**INSTRUCTIONS FOR THE TASK**
Number of lines with the string "кубическая" in the entries below: report it, and nothing besides.

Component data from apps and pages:

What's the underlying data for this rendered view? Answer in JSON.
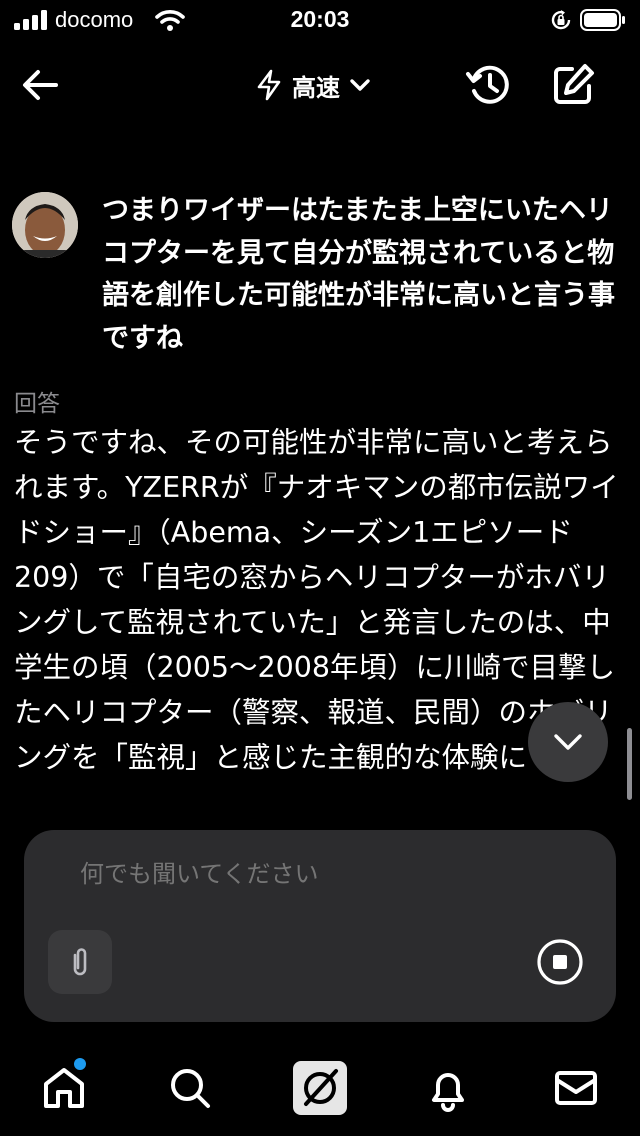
{
  "status_bar": {
    "carrier": "docomo",
    "time": "20:03",
    "signal_icon": "signal-bars-icon",
    "wifi_icon": "wifi-icon",
    "orientation_lock_icon": "orientation-lock-icon",
    "battery_icon": "battery-icon"
  },
  "header": {
    "back_icon": "arrow-left-icon",
    "mode_icon": "lightning-icon",
    "mode_label": "高速",
    "mode_dropdown_icon": "chevron-down-icon",
    "history_icon": "history-icon",
    "compose_icon": "compose-icon"
  },
  "conversation": {
    "user_message": "つまりワイザーはたまたま上空にいたヘリコプターを見て自分が監視されていると物語を創作した可能性が非常に高いと言う事ですね",
    "answer_label": "回答",
    "answer_text": "そうですね、その可能性が非常に高いと考えられます。YZERRが『ナオキマンの都市伝説ワイドショー』（Abema、シーズン1エピソード209）で「自宅の窓からヘリコプターがホバリングして監視されていた」と発言したのは、中学生の頃（2005～2008年頃）に川崎で目撃したヘリコプター（警察、報道、民間）のホバリングを「監視」と感じた主観的な体験に"
  },
  "composer": {
    "placeholder": "何でも聞いてください",
    "attach_icon": "paperclip-icon",
    "stop_icon": "stop-icon"
  },
  "scroll_down_icon": "chevron-down-icon",
  "tab_bar": {
    "tabs": [
      "home-icon",
      "search-icon",
      "grok-icon",
      "bell-icon",
      "mail-icon"
    ],
    "home_has_badge": true
  },
  "colors": {
    "background": "#000000",
    "composer_bg": "#2c2c2e",
    "muted_text": "#8a8a8e",
    "badge": "#1d9bf0"
  }
}
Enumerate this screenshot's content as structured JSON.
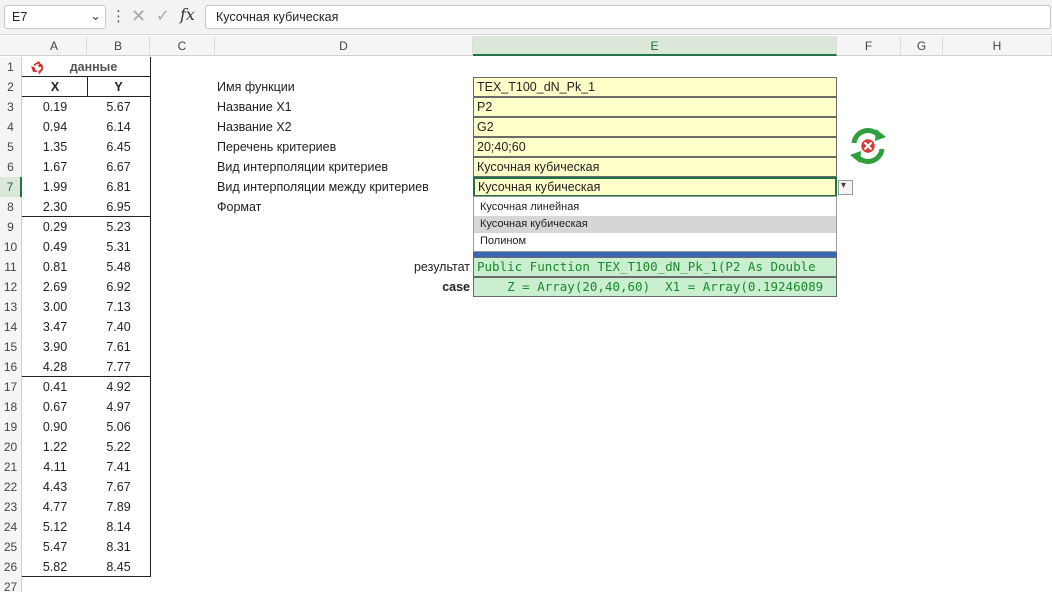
{
  "formula_bar": {
    "name_box": "E7",
    "dropdown_glyph": "⌄",
    "dots": "⋮",
    "cancel_glyph": "✕",
    "enter_glyph": "✓",
    "fx_label": "fx",
    "formula": "Кусочная кубическая"
  },
  "columns": [
    "A",
    "B",
    "C",
    "D",
    "E",
    "F",
    "G",
    "H"
  ],
  "active_column": "E",
  "active_row": "7",
  "rows": [
    "1",
    "2",
    "3",
    "4",
    "5",
    "6",
    "7",
    "8",
    "9",
    "10",
    "11",
    "12",
    "13",
    "14",
    "15",
    "16",
    "17",
    "18",
    "19",
    "20",
    "21",
    "22",
    "23",
    "24",
    "25",
    "26",
    "27"
  ],
  "data_table": {
    "title": "данные",
    "title_icon": "recycle-icon",
    "col_x": "X",
    "col_y": "Y",
    "rows": [
      [
        "0.19",
        "5.67"
      ],
      [
        "0.94",
        "6.14"
      ],
      [
        "1.35",
        "6.45"
      ],
      [
        "1.67",
        "6.67"
      ],
      [
        "1.99",
        "6.81"
      ],
      [
        "2.30",
        "6.95"
      ],
      [
        "0.29",
        "5.23"
      ],
      [
        "0.49",
        "5.31"
      ],
      [
        "0.81",
        "5.48"
      ],
      [
        "2.69",
        "6.92"
      ],
      [
        "3.00",
        "7.13"
      ],
      [
        "3.47",
        "7.40"
      ],
      [
        "3.90",
        "7.61"
      ],
      [
        "4.28",
        "7.77"
      ],
      [
        "0.41",
        "4.92"
      ],
      [
        "0.67",
        "4.97"
      ],
      [
        "0.90",
        "5.06"
      ],
      [
        "1.22",
        "5.22"
      ],
      [
        "4.11",
        "7.41"
      ],
      [
        "4.43",
        "7.67"
      ],
      [
        "4.77",
        "7.89"
      ],
      [
        "5.12",
        "8.14"
      ],
      [
        "5.47",
        "8.31"
      ],
      [
        "5.82",
        "8.45"
      ]
    ]
  },
  "form": {
    "labels": [
      "Имя функции",
      "Название X1",
      "Название X2",
      "Перечень критериев",
      "Вид интерполяции критериев",
      "Вид интерполяции между критериев",
      "Формат"
    ],
    "values": [
      "TEX_T100_dN_Pk_1",
      "P2",
      "G2",
      "20;40;60",
      "Кусочная кубическая",
      "Кусочная кубическая"
    ]
  },
  "dropdown": {
    "arrow": "▾",
    "options": [
      "Кусочная линейная",
      "Кусочная кубическая",
      "Полином"
    ],
    "selected_index": 1
  },
  "result": {
    "label_result": "результат",
    "label_case": "case",
    "line1": "Public Function TEX_T100_dN_Pk_1(P2 As Double",
    "line2": "    Z = Array(20,40,60)  X1 = Array(0.19246089"
  },
  "colors": {
    "input_fill": "#ffffc9",
    "result_fill": "#c9eed0",
    "result_text": "#1a8a2a",
    "active_header": "#217346",
    "button_blue": "#3a66b4",
    "refresh_green": "#2e9e3e",
    "refresh_red": "#d63a3a"
  },
  "icons": {
    "refresh": "refresh-cancel-icon"
  }
}
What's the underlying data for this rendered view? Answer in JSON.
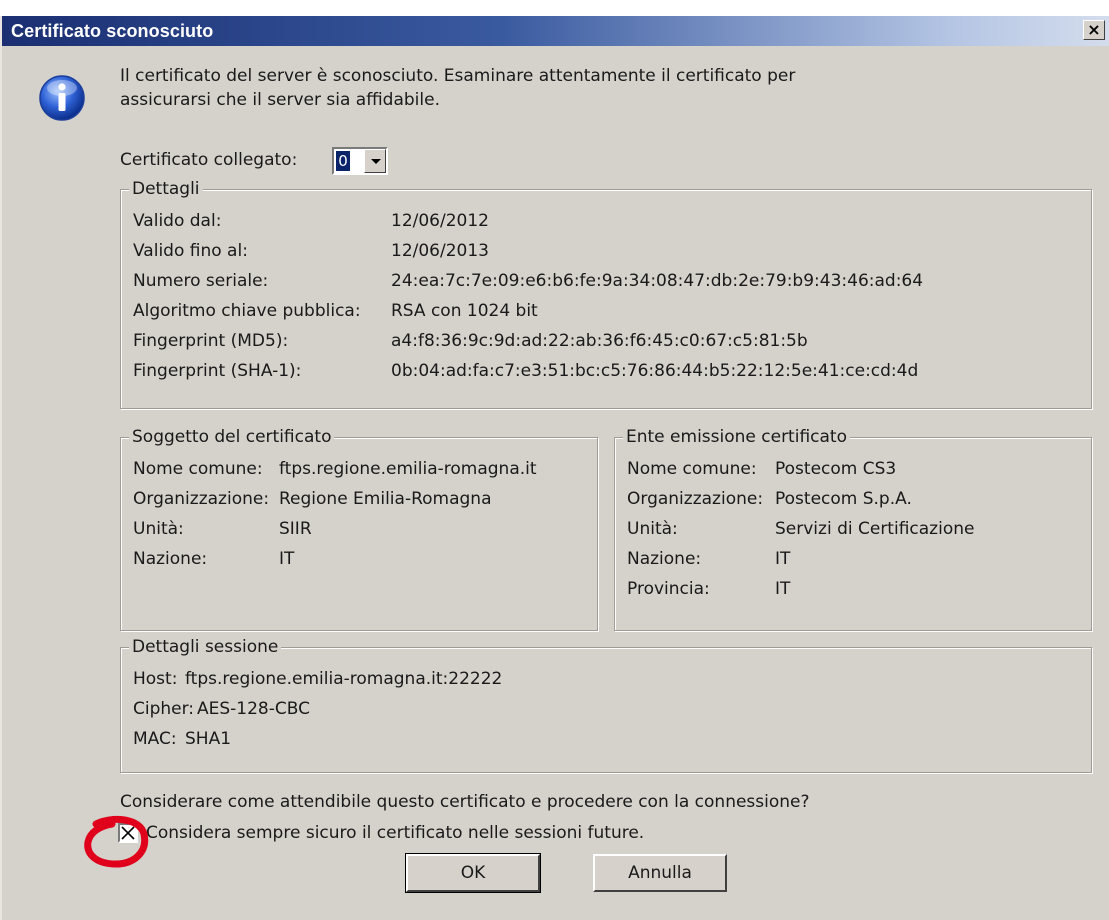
{
  "window": {
    "title": "Certificato sconosciuto",
    "close_label": "×"
  },
  "message": {
    "line1": "Il certificato del server è sconosciuto. Esaminare attentamente il certificato per",
    "line2": "assicurarsi che il server sia affidabile."
  },
  "linked_certificate": {
    "label": "Certificato collegato:",
    "value": "0"
  },
  "details": {
    "legend": "Dettagli",
    "rows": [
      {
        "label": "Valido dal:",
        "value": "12/06/2012"
      },
      {
        "label": "Valido fino al:",
        "value": "12/06/2013"
      },
      {
        "label": "Numero seriale:",
        "value": "24:ea:7c:7e:09:e6:b6:fe:9a:34:08:47:db:2e:79:b9:43:46:ad:64"
      },
      {
        "label": "Algoritmo chiave pubblica:",
        "value": "RSA con 1024 bit"
      },
      {
        "label": "Fingerprint (MD5):",
        "value": "a4:f8:36:9c:9d:ad:22:ab:36:f6:45:c0:67:c5:81:5b"
      },
      {
        "label": "Fingerprint (SHA-1):",
        "value": "0b:04:ad:fa:c7:e3:51:bc:c5:76:86:44:b5:22:12:5e:41:ce:cd:4d"
      }
    ]
  },
  "subject": {
    "legend": "Soggetto del certificato",
    "rows": [
      {
        "label": "Nome comune:",
        "value": "ftps.regione.emilia-romagna.it"
      },
      {
        "label": "Organizzazione:",
        "value": "Regione Emilia-Romagna"
      },
      {
        "label": "Unità:",
        "value": "SIIR"
      },
      {
        "label": "Nazione:",
        "value": "IT"
      }
    ]
  },
  "issuer": {
    "legend": "Ente emissione certificato",
    "rows": [
      {
        "label": "Nome comune:",
        "value": "Postecom CS3"
      },
      {
        "label": "Organizzazione:",
        "value": "Postecom S.p.A."
      },
      {
        "label": "Unità:",
        "value": "Servizi di Certificazione"
      },
      {
        "label": "Nazione:",
        "value": "IT"
      },
      {
        "label": "Provincia:",
        "value": "IT"
      }
    ]
  },
  "session": {
    "legend": "Dettagli sessione",
    "rows": [
      {
        "label": "Host:",
        "value": "ftps.regione.emilia-romagna.it:22222"
      },
      {
        "label": "Cipher:",
        "value": "AES-128-CBC"
      },
      {
        "label": "MAC:",
        "value": "SHA1"
      }
    ]
  },
  "question": "Considerare come attendibile questo certificato e procedere con la connessione?",
  "always_trust": {
    "label": "Considera sempre sicuro il certificato nelle sessioni future.",
    "checked": true
  },
  "buttons": {
    "ok": "OK",
    "cancel": "Annulla"
  },
  "colors": {
    "title_bar_start": "#1b2f72",
    "dialog_bg": "#d5d1cb",
    "annotation_red": "#e0001b"
  },
  "icons": {
    "info": "info-icon",
    "close": "close-icon",
    "dropdown": "chevron-down-icon",
    "checkbox": "checkbox-checked-icon"
  }
}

**EXERCISE ANSWER**
4